Here we explain the benefits of Forex trading with technical analysis, the most important concepts and methods of trading through technical analysis: what is trend, support and resistance, breakouts, channels, indicators, patterns.
1.Introduction to Technical Analysis
Technical analysis is a method of evaluating securities by analyzing the statistics generated by market activity, such as past prices and volume.
2.Forex Trend Explained
As we said earlier, technical analysis is based on several assumptions and one of them is, that global markets do trend.
3.Support and Resistance
Support and resistance levels are one of the most important factors in trading, closely followed by both technical and fundamental analysts.
Pivot Point Technique is a method of determining most likely support and resistance levels. It is very commonly used by day traders, so that they are able to form potential price ranges for the day.
In trading a breakout occurs most often, when a price breaks above a prior level or zone of resistance and heads higher or a prior level or zone of support and heads lower.
6.Throwbacks and Pullbacks
Throwbacks, and their opposite, pullbacks, are two of novice traders’ most hated patterns due to the panic and early exits they cause.
Channels are a concept in technical analysis used successfully by a large number of traders.
A retracement represents a temporary reversal in the direction of prices, which goes against the major trend.
9.Introduction to Moving Averages
Moving averages are among the most popular and widely used indicators. They represent a method of smoothing price data and removing noise to reveal and measure a trend
10.Simple Moving Average
A SMA is usually constructed by adding a set of data and then dividing it by the number of observations during the period, which is being examined.
11.Exponentially Smoothed Moving Average
EMA gives different weights depending on the recentness of data.

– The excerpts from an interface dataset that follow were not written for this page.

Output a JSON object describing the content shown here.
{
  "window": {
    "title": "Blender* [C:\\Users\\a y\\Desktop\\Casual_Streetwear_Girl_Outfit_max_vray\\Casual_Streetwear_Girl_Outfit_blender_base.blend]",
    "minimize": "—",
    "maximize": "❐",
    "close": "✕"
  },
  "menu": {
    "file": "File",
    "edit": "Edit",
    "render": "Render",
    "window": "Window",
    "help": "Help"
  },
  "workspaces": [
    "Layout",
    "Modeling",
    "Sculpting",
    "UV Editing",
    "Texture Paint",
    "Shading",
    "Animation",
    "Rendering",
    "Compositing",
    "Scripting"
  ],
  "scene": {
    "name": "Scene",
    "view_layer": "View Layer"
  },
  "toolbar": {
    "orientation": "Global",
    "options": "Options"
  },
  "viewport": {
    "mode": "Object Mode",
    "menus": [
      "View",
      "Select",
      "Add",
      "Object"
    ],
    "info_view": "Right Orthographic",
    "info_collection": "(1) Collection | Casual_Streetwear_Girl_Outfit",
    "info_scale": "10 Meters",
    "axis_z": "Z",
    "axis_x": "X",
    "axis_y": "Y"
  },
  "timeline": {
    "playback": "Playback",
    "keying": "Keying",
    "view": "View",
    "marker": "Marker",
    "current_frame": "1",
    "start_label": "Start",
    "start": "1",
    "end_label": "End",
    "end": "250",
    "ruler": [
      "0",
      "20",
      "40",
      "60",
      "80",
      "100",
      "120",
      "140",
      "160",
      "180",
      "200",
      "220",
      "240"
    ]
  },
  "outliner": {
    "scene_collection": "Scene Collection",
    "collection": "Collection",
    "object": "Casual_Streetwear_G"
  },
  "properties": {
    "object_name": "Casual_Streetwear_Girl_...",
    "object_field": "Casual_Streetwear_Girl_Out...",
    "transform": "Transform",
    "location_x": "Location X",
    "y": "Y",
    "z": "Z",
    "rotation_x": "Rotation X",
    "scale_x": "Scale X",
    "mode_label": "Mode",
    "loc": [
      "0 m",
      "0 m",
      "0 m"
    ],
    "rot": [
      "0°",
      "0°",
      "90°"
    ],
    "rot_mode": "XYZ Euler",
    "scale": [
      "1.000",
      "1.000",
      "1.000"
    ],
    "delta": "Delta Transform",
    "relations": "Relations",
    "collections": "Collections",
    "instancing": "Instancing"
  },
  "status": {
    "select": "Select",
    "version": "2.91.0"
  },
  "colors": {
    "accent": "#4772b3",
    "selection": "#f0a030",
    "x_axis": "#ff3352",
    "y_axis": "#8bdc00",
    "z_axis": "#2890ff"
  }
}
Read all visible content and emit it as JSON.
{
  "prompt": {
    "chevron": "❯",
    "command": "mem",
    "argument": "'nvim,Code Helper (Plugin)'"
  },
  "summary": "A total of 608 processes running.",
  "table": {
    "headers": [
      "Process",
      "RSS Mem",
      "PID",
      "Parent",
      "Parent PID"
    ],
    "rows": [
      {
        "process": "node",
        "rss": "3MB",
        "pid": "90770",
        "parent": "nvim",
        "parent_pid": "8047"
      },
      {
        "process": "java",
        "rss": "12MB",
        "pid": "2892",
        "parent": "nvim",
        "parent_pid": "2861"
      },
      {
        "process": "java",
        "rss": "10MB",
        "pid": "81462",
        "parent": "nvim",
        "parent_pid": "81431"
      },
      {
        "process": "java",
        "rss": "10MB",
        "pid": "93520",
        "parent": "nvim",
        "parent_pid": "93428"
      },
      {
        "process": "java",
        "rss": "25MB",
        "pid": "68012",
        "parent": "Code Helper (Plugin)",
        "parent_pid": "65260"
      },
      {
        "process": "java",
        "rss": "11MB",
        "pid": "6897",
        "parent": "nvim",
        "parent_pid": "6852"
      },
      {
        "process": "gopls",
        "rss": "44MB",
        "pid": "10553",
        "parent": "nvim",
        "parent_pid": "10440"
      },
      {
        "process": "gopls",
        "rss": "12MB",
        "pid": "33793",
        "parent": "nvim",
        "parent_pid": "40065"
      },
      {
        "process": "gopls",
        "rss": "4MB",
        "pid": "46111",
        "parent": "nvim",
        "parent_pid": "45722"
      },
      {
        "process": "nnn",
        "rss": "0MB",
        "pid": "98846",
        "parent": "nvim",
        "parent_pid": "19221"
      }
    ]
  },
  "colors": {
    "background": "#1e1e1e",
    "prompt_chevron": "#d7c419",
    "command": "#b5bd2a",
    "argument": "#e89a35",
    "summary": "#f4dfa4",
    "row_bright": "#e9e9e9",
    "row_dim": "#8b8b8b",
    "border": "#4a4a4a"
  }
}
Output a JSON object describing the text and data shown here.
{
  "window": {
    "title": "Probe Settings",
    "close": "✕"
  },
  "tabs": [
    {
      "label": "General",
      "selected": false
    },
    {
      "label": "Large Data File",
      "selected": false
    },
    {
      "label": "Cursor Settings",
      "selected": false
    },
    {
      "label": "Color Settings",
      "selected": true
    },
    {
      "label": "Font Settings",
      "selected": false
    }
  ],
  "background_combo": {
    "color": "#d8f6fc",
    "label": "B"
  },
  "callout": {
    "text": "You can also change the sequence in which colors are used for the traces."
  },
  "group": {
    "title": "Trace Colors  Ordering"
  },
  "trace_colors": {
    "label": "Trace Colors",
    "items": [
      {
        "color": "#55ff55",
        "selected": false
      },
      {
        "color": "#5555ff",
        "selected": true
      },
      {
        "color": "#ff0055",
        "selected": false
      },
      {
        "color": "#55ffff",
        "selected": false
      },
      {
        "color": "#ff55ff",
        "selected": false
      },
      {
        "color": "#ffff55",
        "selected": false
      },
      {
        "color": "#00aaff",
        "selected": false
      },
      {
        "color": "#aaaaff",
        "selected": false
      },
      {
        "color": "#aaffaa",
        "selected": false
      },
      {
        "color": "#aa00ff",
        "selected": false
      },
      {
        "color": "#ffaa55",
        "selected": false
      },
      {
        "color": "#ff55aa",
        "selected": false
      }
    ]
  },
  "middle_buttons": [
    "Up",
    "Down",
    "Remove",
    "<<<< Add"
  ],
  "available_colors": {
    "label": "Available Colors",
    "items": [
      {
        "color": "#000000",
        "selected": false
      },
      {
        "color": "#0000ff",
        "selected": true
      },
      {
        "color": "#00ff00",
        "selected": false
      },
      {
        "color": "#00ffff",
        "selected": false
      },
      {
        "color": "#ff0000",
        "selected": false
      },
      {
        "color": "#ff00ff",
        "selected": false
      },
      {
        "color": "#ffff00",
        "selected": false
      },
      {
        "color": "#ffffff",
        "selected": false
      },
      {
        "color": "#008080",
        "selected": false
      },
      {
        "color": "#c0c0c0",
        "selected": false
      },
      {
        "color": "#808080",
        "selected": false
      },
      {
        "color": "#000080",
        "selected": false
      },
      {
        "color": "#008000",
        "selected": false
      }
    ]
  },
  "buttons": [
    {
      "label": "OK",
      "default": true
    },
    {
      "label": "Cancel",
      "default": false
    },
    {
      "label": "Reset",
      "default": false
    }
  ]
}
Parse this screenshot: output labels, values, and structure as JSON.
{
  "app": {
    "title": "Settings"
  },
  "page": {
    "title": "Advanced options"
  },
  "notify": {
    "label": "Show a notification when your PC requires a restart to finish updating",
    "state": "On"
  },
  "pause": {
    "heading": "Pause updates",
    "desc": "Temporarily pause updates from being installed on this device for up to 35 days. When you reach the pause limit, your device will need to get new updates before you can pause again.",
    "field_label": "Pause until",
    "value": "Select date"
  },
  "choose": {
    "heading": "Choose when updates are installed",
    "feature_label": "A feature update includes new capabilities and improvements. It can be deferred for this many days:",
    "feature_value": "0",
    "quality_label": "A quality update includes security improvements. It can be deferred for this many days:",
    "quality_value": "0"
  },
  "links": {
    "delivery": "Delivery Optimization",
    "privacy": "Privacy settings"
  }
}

Most recent data is given greater relevance (greater weight), while earliest data is given less weight.
12.Moving Average Crossover
A moving average crossover occurs when a short-term average crosses through a long-term average as shown in the graph below (20-day yellow line crosses the 80-day red line).
13.Moving Average Convergence Divergence
Moving average convergence divergence (MACD) is among the technical indicators with a huge popularity when it comes to trading.
14.Average Directional Movement Index
The Average Directional Movement Index, or also known as ADX, is a trending indicator developed by J. Welles Wilder and is used to determine a trend’s strength.
The Parabolic Stop and Reverse (SAR) is a trend following indicator, which is used to effectively identify price reversals.
16.Rate of Change
The Rate of Change (ROC) is a momentum oscillator, which measures the amount a price of a tradable instrument has changed during a specific number of past periods.
Stochastic Oscillator is a technical momentum indicator that compares a security’s closing price to its price range over a given time period.
18.Relative Strength Index
The Relative Strength Index is useful for generating signals to time entry and exit points by determining when a trend might be coming to an end or a new trend may be forming.
19.Commodity Channel Index
The Commodity Channel Index (CCI) has been developed by Donald Lambert, who described it in the October 1980 issue of Commodities magazine
20.Market Facilitation Index
The Market Facilitation Index (MFI), created by Dr. Bill Williams, is a volatility indicator which aims to determine the willingness of the market to move the price.
Bollinger Bands consist of three bands – an upper, middle and lower band – that are used to spot extreme short-term prices in a security.
22.Standard Deviation Indicator
Standard deviation is an indicator that measures the size of recent price moves of an asset in order to predict how volatile the price may be in the future.
23.Average True Rate
The Average True Range is a volatility indicator measuring how much the price of an asset has moved over a certain number of periods, in other words how volatile the asset is.
24. Doji Candlesticks
Patterns consisting of only one candlestick have three variations, as each one can be bearish and bullish.
25.Patterns Including Two Candlesticks
Here we will be covering the following double candlestick patters – Engulfing, Dark Cloud Cover and Piercing Line, Tweezers and Harami.
26.Double Top and Double Bottom formations
The Double Top formation, also known as a ”M-shape” pattern, is bearish in nature. It usually forms after prices have been in an uptrend, thus, providing traders with the opportunity to sell.
27.Head and Shoulders Pattern
The Head and Shoulders pattern forms after an uptrend, and if confirmed, marks a trend reversal
28.Symmetrical, Ascending and Descending Triangles
These formations may occur due to a lower bound with an upward slope or due to an upward bound with a downward slope.
There are two varieties of the wedge pattern – the Rising Wedge and the Falling Wedge. As you can guess, they are opposite to each other, so we will mainly turn our attention to the Rising Wedge.
A rectangle is usually formed, when price action tends to move between two horizontal lines, with the upper line serving as a resistance, while the lower line serving as a support.
31.Flags and Pennants
These are short-term continuation patterns, which can be observed frequently.